- _WHAT NEEDS TO BE DONE_: Give the records again in full, exactly as they appear.

- _PROVIDED RECORDS_:
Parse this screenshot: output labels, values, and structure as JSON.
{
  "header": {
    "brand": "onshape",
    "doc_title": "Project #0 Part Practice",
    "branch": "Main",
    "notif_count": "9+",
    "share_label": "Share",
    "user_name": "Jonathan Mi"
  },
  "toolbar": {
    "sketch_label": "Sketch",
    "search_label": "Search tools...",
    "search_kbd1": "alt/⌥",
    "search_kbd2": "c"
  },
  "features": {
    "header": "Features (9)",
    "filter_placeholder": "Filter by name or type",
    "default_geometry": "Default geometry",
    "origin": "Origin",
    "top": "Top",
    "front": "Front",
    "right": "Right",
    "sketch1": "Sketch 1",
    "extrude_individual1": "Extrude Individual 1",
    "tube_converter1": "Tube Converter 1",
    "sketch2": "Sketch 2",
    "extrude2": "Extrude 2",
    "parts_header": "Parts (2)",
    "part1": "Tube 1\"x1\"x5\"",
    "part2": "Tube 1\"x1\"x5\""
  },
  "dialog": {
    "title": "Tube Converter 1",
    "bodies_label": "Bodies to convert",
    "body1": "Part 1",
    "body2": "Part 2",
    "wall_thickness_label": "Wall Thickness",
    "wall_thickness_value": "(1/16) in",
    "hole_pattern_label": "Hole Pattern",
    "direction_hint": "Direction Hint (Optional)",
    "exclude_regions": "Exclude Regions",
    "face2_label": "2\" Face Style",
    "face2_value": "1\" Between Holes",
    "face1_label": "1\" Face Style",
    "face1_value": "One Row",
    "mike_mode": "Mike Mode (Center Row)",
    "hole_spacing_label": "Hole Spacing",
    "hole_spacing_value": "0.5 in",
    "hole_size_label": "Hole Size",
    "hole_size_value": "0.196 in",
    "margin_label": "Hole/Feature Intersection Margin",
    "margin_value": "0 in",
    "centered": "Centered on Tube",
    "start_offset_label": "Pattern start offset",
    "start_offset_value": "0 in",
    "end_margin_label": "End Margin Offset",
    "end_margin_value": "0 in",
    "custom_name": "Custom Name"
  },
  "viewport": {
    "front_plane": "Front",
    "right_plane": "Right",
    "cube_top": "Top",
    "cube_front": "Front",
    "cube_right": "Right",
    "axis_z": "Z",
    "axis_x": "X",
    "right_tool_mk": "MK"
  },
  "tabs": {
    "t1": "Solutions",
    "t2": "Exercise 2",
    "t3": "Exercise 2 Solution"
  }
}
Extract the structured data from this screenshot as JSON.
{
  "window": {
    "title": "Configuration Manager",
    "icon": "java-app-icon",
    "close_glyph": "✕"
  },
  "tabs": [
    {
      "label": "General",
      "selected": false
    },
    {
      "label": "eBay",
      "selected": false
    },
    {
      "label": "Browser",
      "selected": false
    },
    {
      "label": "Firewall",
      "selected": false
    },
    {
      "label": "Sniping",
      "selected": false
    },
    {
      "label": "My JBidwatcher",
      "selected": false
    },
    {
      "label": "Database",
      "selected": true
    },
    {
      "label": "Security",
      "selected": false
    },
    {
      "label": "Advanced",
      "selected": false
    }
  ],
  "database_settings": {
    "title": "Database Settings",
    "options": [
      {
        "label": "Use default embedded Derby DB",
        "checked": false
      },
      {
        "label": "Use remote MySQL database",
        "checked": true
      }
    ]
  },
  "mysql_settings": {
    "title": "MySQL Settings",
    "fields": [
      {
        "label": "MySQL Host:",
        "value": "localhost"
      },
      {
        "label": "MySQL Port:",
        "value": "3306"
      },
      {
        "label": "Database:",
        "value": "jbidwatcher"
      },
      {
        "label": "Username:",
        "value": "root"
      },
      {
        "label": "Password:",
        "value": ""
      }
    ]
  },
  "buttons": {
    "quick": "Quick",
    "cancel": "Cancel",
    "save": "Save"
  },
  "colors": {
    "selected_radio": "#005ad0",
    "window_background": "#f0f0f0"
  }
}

- _EXPECTED OUTPUT_:
Parse this screenshot: output labels, values, and structure as JSON.
{
  "header": {
    "brand": "onshape",
    "doc_title": "Project #0 Part Practice",
    "branch": "Main",
    "notif_count": "9+",
    "share_label": "Share",
    "user_name": "Jonathan Mi"
  },
  "toolbar": {
    "sketch_label": "Sketch",
    "search_label": "Search tools...",
    "search_kbd1": "alt/⌥",
    "search_kbd2": "c"
  },
  "features": {
    "header": "Features (9)",
    "filter_placeholder": "Filter by name or type",
    "default_geometry": "Default geometry",
    "origin": "Origin",
    "top": "Top",
    "front": "Front",
    "right": "Right",
    "sketch1": "Sketch 1",
    "extrude_individual1": "Extrude Individual 1",
    "tube_converter1": "Tube Converter 1",
    "sketch2": "Sketch 2",
    "extrude2": "Extrude 2",
    "parts_header": "Parts (2)",
    "part1": "Tube 1\"x1\"x5\"",
    "part2": "Tube 1\"x1\"x5\""
  },
  "dialog": {
    "title": "Tube Converter 1",
    "bodies_label": "Bodies to convert",
    "body1": "Part 1",
    "body2": "Part 2",
    "wall_thickness_label": "Wall Thickness",
    "wall_thickness_value": "(1/16) in",
    "hole_pattern_label": "Hole Pattern",
    "direction_hint": "Direction Hint (Optional)",
    "exclude_regions": "Exclude Regions",
    "face2_label": "2\" Face Style",
    "face2_value": "1\" Between Holes",
    "face1_label": "1\" Face Style",
    "face1_value": "One Row",
    "mike_mode": "Mike Mode (Center Row)",
    "hole_spacing_label": "Hole Spacing",
    "hole_spacing_value": "0.5 in",
    "hole_size_label": "Hole Size",
    "hole_size_value": "0.196 in",
    "margin_label": "Hole/Feature Intersection Margin",
    "margin_value": "0 in",
    "centered": "Centered on Tube",
    "start_offset_label": "Pattern start offset",
    "start_offset_value": "0 in",
    "end_margin_label": "End Margin Offset",
    "end_margin_value": "0 in",
    "custom_name": "Custom Name"
  },
  "viewport": {
    "front_plane": "Front",
    "right_plane": "Right",
    "cube_top": "Top",
    "cube_front": "Front",
    "cube_right": "Right",
    "axis_z": "Z",
    "axis_x": "X",
    "right_tool_mk": "MK"
  },
  "tabs": {
    "t1": "Solutions",
    "t2": "Exercise 2",
    "t3": "Exercise 2 Solution"
  }
}
Extract the structured data from this screenshot as JSON.
{
  "window": {
    "title": "Configuration Manager",
    "icon": "java-app-icon",
    "close_glyph": "✕"
  },
  "tabs": [
    {
      "label": "General",
      "selected": false
    },
    {
      "label": "eBay",
      "selected": false
    },
    {
      "label": "Browser",
      "selected": false
    },
    {
      "label": "Firewall",
      "selected": false
    },
    {
      "label": "Sniping",
      "selected": false
    },
    {
      "label": "My JBidwatcher",
      "selected": false
    },
    {
      "label": "Database",
      "selected": true
    },
    {
      "label": "Security",
      "selected": false
    },
    {
      "label": "Advanced",
      "selected": false
    }
  ],
  "database_settings": {
    "title": "Database Settings",
    "options": [
      {
        "label": "Use default embedded Derby DB",
        "checked": false
      },
      {
        "label": "Use remote MySQL database",
        "checked": true
      }
    ]
  },
  "mysql_settings": {
    "title": "MySQL Settings",
    "fields": [
      {
        "label": "MySQL Host:",
        "value": "localhost"
      },
      {
        "label": "MySQL Port:",
        "value": "3306"
      },
      {
        "label": "Database:",
        "value": "jbidwatcher"
      },
      {
        "label": "Username:",
        "value": "root"
      },
      {
        "label": "Password:",
        "value": ""
      }
    ]
  },
  "buttons": {
    "quick": "Quick",
    "cancel": "Cancel",
    "save": "Save"
  },
  "colors": {
    "selected_radio": "#005ad0",
    "window_background": "#f0f0f0"
  }
}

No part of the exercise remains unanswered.